Akel MP Irini Charalambidou said Monday she was pleased a bill compensating depositors of legacy Laiki bank would soon head to the plenum for a vote.
“It is with particular satisfaction that I have learned that the legislative proposal we jointly tabled with my colleague Chrysis Pantelides [a Diko MP] amending the bankruptcy law and facilitating the actions of the liquidator for ex-Laiki Bank, is expected to be passed unanimously by the House plenum.”
Charalambidou’s bill would fast-track the return of at least part of the moneys that legacy Laiki’s depositors lost when the bank went into administration in 2013.
The bill effectively amends the bankruptcy law, so that with a court’s permission different procedures may apply in compensating creditors of an insolvent company.
In the case of ex-Laiki’s depositors, seeking to recoup some of their lost savings, they’d be able to be represented en masse by the bank’s liquidator – rather than each one of them having to file a sworn statement with a court and then send registered letters to the liquidator, as is currently the case.
As things stand now, the liquidator would have to hire staff to process some 14,000 applications by legacy Laiki’s depositors. This would take too long.
Instead, under the new arrangement being proposed with the bill, the bank’s liquidator would set up an online platform where the depositors will login and enter their ID number and bank account information. Once the. process is complete, any refunds would be made automatically to their bank account
Whereas authorities already have the data on how much money each ex-Laiki depositor lost, the platform would bring all the information in one place, speeding up the process.
Nine years after the bank’s collapse, a liquidator has yet to be appointed for Laiki – also known as Popular Bank. The entity is still under administration. Meanwhile the bank’s assets have declined over time.
Charalambidou’s initiative has been welcomed by a group representing ex-Laiki bank depositors. However the head of the group also pointed out that Laiki’s assets are currently worth anywhere from €200 to €230 million.
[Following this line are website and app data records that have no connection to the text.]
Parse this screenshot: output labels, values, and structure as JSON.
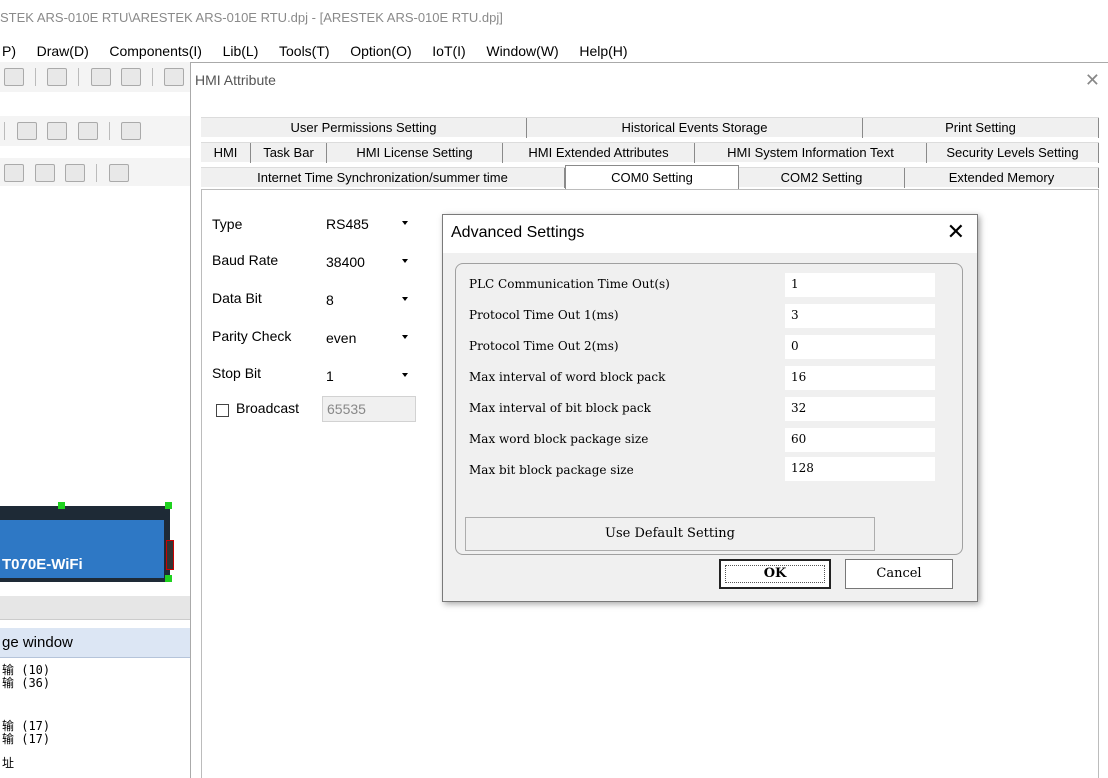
{
  "window": {
    "title": "STEK ARS-010E RTU\\ARESTEK ARS-010E RTU.dpj - [ARESTEK ARS-010E RTU.dpj]"
  },
  "menubar": {
    "items": [
      "P)",
      "Draw(D)",
      "Components(I)",
      "Lib(L)",
      "Tools(T)",
      "Option(O)",
      "IoT(I)",
      "Window(W)",
      "Help(H)"
    ]
  },
  "left_panel": {
    "device_label": "T070E-WiFi",
    "page_window_title": "ge window",
    "items": [
      "输 (10)",
      "输 (36)",
      "输 (17)",
      "输 (17)",
      "址"
    ]
  },
  "hmi_dialog": {
    "title": "HMI Attribute",
    "close_glyph": "✕",
    "tabs_row1": [
      "User Permissions Setting",
      "Historical Events Storage",
      "Print Setting"
    ],
    "tabs_row2": [
      "HMI",
      "Task Bar",
      "HMI License Setting",
      "HMI Extended Attributes",
      "HMI System Information Text",
      "Security Levels Setting"
    ],
    "tabs_row3": [
      "Internet Time Synchronization/summer time",
      "COM0 Setting",
      "COM2 Setting",
      "Extended Memory"
    ],
    "active_tab": "COM0 Setting",
    "fields": [
      {
        "label": "Type",
        "value": "RS485"
      },
      {
        "label": "Baud Rate",
        "value": "38400"
      },
      {
        "label": "Data Bit",
        "value": "8"
      },
      {
        "label": "Parity Check",
        "value": "even"
      },
      {
        "label": "Stop Bit",
        "value": "1"
      }
    ],
    "broadcast": {
      "label": "Broadcast",
      "value": "65535",
      "checked": false
    }
  },
  "advanced_dialog": {
    "title": "Advanced Settings",
    "close_glyph": "✕",
    "rows": [
      {
        "label": "PLC Communication Time Out(s)",
        "value": "1"
      },
      {
        "label": "Protocol Time Out 1(ms)",
        "value": "3"
      },
      {
        "label": "Protocol Time Out 2(ms)",
        "value": "0"
      },
      {
        "label": "Max interval of word block pack",
        "value": "16"
      },
      {
        "label": "Max interval of bit block pack",
        "value": "32"
      },
      {
        "label": "Max word block package size",
        "value": "60"
      },
      {
        "label": "Max bit block package size",
        "value": "128"
      }
    ],
    "default_button": "Use Default Setting",
    "ok_button": "OK",
    "cancel_button": "Cancel"
  },
  "colors": {
    "device_screen": "#2e78c5",
    "device_body": "#1e2a36",
    "selection_handle": "#1fd21f",
    "page_window_header": "#dce6f4"
  }
}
Dividing this amount by the number of ‘haircut’ depositors would work out to each depositor getting back a mere 4 per cent of the savings they lost.
For context, the total savings in Laiki that were lost in 2013 came to €3.2 billion.